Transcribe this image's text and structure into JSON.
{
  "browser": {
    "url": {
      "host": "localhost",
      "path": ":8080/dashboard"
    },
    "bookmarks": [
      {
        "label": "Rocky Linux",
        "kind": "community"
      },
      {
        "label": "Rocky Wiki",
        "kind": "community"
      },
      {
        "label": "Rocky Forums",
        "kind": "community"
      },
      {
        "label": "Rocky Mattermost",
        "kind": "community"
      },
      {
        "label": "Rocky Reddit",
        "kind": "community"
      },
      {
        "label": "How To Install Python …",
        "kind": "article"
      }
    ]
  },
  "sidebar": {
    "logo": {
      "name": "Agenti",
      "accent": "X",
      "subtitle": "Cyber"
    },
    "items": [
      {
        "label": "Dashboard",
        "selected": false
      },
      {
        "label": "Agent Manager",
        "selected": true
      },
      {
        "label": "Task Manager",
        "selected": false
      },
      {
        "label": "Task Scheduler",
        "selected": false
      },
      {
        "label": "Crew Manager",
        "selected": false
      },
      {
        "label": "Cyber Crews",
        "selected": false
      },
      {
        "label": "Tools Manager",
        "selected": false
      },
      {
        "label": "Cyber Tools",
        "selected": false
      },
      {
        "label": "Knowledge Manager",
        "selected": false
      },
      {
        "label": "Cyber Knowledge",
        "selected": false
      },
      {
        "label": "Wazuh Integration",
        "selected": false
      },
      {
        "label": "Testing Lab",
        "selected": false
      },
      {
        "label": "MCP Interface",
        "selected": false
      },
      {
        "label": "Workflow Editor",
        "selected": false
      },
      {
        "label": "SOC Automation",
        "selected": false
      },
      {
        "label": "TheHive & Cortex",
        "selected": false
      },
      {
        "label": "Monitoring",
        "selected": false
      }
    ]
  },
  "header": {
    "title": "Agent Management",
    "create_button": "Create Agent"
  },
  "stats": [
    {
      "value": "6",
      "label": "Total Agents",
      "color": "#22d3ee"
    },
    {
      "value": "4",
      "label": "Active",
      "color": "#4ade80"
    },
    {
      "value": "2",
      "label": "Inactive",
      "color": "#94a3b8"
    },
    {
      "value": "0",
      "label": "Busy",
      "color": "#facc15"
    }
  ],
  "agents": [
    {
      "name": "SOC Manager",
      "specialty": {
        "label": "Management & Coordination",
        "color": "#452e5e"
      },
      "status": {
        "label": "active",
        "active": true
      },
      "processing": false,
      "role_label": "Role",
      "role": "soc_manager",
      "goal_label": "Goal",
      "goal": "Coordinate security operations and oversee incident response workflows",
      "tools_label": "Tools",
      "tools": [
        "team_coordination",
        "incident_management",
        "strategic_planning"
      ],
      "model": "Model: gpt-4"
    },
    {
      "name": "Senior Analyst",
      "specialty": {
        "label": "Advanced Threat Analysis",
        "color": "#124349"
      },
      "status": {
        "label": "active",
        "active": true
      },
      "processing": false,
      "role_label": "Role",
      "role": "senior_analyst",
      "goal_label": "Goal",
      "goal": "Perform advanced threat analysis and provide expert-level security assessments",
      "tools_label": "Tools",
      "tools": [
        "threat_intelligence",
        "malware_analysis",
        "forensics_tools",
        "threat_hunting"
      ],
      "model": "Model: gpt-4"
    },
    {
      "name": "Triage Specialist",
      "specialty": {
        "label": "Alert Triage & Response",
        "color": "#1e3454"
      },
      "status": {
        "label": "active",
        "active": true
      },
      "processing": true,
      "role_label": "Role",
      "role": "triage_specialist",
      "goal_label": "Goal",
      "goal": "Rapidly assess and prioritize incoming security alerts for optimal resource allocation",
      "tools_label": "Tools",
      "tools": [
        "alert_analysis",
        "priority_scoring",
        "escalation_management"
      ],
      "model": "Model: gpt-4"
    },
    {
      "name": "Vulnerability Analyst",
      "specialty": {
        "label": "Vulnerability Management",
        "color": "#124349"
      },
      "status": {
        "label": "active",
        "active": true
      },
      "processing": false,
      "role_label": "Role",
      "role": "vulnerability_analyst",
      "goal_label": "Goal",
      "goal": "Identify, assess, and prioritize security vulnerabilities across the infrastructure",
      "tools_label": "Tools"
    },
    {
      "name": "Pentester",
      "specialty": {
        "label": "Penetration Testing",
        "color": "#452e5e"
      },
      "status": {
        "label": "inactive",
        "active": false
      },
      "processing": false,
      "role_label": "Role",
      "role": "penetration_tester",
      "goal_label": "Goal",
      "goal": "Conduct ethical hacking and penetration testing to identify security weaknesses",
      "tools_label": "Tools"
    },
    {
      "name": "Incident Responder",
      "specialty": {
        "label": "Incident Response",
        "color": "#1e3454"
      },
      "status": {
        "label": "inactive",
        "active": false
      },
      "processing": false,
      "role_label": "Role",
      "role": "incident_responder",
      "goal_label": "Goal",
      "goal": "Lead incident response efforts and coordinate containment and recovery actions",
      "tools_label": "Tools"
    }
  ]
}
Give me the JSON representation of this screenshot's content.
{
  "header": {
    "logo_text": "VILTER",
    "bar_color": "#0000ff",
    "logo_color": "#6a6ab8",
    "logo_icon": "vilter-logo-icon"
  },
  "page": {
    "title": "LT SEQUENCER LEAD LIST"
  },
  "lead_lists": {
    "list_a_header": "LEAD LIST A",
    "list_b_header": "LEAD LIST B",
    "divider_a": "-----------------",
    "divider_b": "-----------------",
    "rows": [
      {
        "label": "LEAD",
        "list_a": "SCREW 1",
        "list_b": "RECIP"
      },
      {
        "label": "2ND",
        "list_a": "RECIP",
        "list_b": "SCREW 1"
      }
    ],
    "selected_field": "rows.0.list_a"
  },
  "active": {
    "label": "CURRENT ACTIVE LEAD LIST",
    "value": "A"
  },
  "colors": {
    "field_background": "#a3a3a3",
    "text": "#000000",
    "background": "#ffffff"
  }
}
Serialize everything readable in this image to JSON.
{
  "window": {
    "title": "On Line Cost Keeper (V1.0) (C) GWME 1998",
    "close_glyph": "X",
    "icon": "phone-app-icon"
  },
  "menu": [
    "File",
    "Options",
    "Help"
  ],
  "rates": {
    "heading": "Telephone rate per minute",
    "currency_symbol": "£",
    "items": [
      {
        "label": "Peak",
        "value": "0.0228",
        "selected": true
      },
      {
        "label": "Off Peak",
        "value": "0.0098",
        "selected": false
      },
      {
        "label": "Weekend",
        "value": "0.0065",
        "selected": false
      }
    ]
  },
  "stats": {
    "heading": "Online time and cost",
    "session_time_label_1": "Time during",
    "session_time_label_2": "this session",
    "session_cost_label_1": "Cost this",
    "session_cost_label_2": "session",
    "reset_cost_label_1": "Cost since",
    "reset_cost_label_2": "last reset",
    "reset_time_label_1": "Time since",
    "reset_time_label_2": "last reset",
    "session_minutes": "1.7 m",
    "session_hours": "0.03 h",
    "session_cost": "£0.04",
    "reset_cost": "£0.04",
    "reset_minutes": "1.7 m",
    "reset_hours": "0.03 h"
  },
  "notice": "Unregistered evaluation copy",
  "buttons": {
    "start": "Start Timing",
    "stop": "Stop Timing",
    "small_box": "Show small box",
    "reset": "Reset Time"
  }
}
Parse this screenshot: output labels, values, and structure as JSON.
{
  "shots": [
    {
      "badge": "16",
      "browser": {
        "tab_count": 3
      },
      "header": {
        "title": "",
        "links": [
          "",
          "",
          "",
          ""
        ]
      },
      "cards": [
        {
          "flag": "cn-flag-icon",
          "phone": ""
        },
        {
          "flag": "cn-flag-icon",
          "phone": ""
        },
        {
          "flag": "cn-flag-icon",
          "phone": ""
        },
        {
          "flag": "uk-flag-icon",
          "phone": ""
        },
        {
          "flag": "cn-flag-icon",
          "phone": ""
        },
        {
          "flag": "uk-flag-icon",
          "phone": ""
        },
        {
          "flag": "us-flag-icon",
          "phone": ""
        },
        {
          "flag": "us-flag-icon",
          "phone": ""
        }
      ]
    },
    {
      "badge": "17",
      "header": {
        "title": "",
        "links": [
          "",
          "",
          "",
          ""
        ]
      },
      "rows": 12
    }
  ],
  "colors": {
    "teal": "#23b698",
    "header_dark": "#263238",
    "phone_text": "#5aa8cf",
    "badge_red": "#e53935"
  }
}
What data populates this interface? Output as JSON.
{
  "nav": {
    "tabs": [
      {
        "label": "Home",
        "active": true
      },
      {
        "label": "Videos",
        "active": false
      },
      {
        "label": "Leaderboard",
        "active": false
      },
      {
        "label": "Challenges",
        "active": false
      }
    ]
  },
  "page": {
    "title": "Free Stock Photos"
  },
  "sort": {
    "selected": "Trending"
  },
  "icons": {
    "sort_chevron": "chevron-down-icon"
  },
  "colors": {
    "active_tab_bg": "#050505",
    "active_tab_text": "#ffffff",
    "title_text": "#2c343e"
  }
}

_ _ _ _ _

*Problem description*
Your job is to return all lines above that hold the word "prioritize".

*Final answer*
      "goal": "Rapidly assess and prioritize incoming security alerts for optimal resource allocation",
      "goal": "Identify, assess, and prioritize security vulnerabilities across the infrastructure",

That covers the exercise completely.